Moreover, intersectionality also sheds light on the experiences of individuals within the criminal justice system. For instance, a Black woman may face unique challenges and discrimination that differ from those faced by a White woman or a Black man. Understanding these intersecting identities is crucial in addressing systemic biases and working towards a more equitable and just criminal justice system.
Recognizing and addressing intersectionality in the criminal justice system is essential for promoting fairness, equality, and justice for all individuals, regardless of their intersecting identities.
Intersectionality in Activism and Social Movements
Activism and social movements play a crucial role in addressing and challenging systems of oppression and inequality.

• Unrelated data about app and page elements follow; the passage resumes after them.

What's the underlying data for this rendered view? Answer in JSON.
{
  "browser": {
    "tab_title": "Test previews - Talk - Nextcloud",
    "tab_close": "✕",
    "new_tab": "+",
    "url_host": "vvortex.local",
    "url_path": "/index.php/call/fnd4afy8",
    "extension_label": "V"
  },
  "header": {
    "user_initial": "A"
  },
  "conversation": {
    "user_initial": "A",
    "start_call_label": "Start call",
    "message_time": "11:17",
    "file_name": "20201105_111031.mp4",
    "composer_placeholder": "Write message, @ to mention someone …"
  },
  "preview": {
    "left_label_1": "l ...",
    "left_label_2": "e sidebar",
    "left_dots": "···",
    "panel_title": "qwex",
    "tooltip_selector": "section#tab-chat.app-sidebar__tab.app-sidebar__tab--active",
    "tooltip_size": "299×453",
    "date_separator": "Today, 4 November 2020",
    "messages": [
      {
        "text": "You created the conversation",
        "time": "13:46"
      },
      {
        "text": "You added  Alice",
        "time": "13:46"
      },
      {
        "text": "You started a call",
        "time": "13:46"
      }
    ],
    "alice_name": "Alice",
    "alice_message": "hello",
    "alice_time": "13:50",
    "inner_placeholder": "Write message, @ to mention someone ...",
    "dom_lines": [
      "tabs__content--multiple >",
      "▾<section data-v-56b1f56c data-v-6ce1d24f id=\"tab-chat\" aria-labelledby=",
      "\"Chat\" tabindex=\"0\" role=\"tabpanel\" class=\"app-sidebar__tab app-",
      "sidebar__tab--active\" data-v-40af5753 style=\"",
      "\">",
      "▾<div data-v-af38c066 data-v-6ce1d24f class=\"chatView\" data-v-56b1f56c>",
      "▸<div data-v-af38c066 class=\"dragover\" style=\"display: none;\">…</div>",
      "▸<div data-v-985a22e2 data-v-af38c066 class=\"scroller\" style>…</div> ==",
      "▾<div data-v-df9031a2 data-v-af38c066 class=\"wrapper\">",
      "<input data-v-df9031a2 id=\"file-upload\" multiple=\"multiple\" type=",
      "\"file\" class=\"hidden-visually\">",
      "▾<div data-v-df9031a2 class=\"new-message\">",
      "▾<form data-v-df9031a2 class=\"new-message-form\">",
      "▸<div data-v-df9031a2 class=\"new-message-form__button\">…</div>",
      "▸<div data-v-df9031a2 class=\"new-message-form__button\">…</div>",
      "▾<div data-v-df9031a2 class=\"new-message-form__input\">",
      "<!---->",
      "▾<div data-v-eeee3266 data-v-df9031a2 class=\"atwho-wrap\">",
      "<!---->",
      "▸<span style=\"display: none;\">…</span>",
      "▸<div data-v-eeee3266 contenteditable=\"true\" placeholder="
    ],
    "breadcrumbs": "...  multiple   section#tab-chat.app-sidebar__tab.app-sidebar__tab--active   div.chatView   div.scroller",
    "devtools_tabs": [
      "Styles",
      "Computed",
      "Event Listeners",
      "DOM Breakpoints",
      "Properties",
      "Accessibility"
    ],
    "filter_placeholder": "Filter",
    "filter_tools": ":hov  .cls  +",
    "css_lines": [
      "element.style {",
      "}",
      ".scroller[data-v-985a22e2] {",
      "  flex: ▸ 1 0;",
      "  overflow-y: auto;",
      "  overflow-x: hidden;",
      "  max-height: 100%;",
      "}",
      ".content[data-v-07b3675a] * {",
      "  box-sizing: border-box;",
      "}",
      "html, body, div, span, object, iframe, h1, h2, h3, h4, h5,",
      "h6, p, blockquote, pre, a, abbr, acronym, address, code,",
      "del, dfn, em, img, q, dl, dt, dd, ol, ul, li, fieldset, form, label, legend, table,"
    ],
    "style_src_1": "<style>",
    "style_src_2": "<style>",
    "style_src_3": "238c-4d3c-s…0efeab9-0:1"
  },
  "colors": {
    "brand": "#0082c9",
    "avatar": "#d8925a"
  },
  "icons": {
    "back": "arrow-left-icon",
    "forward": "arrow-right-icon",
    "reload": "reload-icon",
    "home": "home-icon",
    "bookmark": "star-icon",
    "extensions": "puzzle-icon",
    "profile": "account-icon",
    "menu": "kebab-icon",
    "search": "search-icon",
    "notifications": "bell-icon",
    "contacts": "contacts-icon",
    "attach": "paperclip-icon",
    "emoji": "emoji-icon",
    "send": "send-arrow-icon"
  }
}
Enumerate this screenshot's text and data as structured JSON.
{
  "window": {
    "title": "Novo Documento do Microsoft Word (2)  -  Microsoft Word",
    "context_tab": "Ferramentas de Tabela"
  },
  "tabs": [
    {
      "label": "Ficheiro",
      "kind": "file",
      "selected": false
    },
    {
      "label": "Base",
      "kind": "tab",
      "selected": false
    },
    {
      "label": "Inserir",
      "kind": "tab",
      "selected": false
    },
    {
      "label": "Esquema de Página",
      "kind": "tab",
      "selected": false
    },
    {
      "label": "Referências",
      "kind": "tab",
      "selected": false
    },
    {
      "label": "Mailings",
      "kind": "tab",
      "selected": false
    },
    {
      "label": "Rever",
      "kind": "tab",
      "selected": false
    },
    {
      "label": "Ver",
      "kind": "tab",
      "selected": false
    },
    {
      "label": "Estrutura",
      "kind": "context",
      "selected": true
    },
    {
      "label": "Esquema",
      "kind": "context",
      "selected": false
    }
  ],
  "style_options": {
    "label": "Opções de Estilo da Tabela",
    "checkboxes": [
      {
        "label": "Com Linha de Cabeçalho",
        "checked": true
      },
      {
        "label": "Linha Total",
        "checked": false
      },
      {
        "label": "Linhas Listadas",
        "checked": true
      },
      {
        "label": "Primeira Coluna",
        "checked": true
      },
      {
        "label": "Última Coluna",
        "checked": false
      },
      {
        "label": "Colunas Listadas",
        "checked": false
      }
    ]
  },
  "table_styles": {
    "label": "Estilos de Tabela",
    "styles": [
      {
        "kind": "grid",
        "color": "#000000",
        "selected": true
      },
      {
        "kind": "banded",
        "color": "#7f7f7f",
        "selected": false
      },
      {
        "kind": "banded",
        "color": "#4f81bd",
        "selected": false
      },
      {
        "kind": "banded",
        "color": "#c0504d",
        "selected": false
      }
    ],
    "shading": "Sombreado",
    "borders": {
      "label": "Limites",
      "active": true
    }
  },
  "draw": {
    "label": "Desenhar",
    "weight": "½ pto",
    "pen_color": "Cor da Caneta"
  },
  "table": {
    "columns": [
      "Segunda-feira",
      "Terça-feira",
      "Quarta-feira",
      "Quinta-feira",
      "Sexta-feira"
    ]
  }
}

Intersectionality is a concept that has become increasingly important in these movements, as it recognizes that individuals can experience multiple forms of discrimination and oppression simultaneously.
One example of intersectionality in activism is the Black Lives Matter movement. This movement not only focuses on racial injustice, but also acknowledges the ways in which race intersects with other identities, such as gender and sexuality. By recognizing the unique experiences of Black women and LGBTQ+ individuals, the movement aims to create a more inclusive and equitable society for all.
Another example is the feminist movement, which has evolved to embrace intersectionality. Traditional feminism often centered on the experiences of white, middle-class women, but intersectional feminism recognizes that women of different races, classes, and abilities face unique challenges. This inclusive approach aims to address the intersecting forms of oppression that women face and work towards a more just society.
Overall, intersectionality in activism and social movements is crucial for creating meaningful change. By recognizing and addressing the ways in which different forms of oppression intersect, these movements can work towards a more inclusive and equitable society for all individuals.
The Power of Recognizing and Addressing Intersectionality
Throughout this article, we have explored the concept of intersectionality and its significance in various aspects of society. From the workplace to education, healthcare to the criminal justice system, intersectionality plays a crucial role in shaping our experiences and opportunities.
Intersectionality is not just a buzzword; it is a framework that allows us to understand the complex ways in which different forms of oppression intersect and compound. By recognizing the interconnected nature of race, gender, class, sexuality, and other social identities, we can better address the unique challenges faced by individuals who exist at the intersections of multiple marginalized groups.
It is essential to acknowledge that intersectionality is not a standalone issue but rather a lens through which we can view and analyze social inequalities. By incorporating intersectional perspectives into activism and social movements, we can create more inclusive and effective strategies for social change.
Therefore, it is crucial for individuals, institutions, and policymakers to recognize and address intersectionality in all aspects of society. Only by doing so can we strive towards a more equitable and just world for all.
Learn about intersectionality and its impact on society, education, healthcare, and the criminal justice system. Discover examples and the importance of addressing intersectionality.
About The Author
Alison Sowle is the typical tv guru. With a social media evangelist background, she knows how to get her message out there. However, she's also an introvert at heart and loves nothing more than writing for hours on end. She's a passionate creator who takes great joy in learning about new cultures - especially when it comes to beer!